→ **Requirement**
Report back every line of the entries that contains "fournisseur", exactly as written.

[Dataset rows describing interfaces]
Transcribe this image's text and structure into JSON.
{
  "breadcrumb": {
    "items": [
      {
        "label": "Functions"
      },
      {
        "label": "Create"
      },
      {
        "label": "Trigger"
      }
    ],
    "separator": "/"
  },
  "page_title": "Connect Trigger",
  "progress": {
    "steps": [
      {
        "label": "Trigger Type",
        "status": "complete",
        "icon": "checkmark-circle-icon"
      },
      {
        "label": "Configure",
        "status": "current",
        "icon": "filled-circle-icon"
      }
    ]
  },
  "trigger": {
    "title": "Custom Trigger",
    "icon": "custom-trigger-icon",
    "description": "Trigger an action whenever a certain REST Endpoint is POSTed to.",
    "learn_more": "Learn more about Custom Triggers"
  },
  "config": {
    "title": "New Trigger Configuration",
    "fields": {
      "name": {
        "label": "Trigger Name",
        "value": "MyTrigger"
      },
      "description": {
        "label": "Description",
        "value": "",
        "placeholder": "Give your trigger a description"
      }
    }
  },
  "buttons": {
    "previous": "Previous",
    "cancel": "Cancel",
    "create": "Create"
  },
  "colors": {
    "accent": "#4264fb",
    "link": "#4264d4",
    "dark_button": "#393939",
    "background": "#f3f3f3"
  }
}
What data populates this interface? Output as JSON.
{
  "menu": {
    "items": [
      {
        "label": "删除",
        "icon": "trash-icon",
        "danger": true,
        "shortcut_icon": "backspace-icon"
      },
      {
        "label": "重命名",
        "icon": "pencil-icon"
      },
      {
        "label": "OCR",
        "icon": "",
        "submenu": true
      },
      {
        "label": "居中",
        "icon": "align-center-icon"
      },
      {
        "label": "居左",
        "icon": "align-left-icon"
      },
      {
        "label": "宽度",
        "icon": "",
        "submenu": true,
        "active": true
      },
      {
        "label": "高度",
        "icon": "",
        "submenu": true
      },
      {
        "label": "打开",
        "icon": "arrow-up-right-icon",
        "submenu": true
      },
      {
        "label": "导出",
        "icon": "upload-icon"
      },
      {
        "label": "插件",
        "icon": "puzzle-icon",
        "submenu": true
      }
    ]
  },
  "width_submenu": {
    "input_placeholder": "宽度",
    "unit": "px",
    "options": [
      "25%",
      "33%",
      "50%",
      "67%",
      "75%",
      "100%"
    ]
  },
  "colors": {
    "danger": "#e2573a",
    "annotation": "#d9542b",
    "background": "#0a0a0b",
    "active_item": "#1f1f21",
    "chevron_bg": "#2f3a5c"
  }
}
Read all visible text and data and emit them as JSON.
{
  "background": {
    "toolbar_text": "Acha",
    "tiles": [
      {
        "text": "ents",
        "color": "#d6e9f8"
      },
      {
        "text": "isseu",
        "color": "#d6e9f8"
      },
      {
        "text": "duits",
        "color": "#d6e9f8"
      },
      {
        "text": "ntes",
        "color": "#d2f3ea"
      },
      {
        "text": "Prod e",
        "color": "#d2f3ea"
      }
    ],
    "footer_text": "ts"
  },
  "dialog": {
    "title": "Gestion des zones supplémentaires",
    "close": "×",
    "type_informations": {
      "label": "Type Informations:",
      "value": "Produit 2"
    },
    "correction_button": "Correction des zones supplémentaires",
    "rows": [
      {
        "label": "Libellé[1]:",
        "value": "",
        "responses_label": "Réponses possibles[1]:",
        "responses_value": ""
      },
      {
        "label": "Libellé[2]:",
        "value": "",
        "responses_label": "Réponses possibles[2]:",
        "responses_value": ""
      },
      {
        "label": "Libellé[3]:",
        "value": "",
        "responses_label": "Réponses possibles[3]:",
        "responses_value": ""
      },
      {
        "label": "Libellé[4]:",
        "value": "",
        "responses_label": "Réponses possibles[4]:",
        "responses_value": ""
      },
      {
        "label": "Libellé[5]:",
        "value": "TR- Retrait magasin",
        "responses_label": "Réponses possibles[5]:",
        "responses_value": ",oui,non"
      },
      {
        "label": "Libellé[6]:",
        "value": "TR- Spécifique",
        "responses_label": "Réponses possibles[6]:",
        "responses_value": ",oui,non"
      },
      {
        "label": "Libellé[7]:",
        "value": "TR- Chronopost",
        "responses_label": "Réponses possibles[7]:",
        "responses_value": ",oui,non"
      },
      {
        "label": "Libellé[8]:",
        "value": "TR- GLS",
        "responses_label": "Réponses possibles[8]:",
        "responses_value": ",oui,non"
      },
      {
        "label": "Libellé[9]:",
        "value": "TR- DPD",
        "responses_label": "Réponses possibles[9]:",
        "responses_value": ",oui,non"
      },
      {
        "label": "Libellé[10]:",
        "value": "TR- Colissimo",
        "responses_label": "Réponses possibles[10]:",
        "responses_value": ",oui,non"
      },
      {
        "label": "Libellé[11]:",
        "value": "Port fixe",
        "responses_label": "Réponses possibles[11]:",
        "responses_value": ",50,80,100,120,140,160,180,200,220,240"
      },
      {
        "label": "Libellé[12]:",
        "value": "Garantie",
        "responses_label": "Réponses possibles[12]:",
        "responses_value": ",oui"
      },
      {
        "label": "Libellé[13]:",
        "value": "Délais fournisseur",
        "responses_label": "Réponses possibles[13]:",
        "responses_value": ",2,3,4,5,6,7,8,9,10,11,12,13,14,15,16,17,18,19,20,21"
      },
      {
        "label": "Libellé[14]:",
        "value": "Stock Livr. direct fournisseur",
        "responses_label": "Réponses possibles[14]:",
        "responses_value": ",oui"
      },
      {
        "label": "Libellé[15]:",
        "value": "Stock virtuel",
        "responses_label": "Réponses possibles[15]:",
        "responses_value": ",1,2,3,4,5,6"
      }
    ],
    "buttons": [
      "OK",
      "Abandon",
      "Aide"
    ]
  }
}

→ **Written reply**
        "value": "Délais fournisseur",
        "value": "Stock Livr. direct fournisseur",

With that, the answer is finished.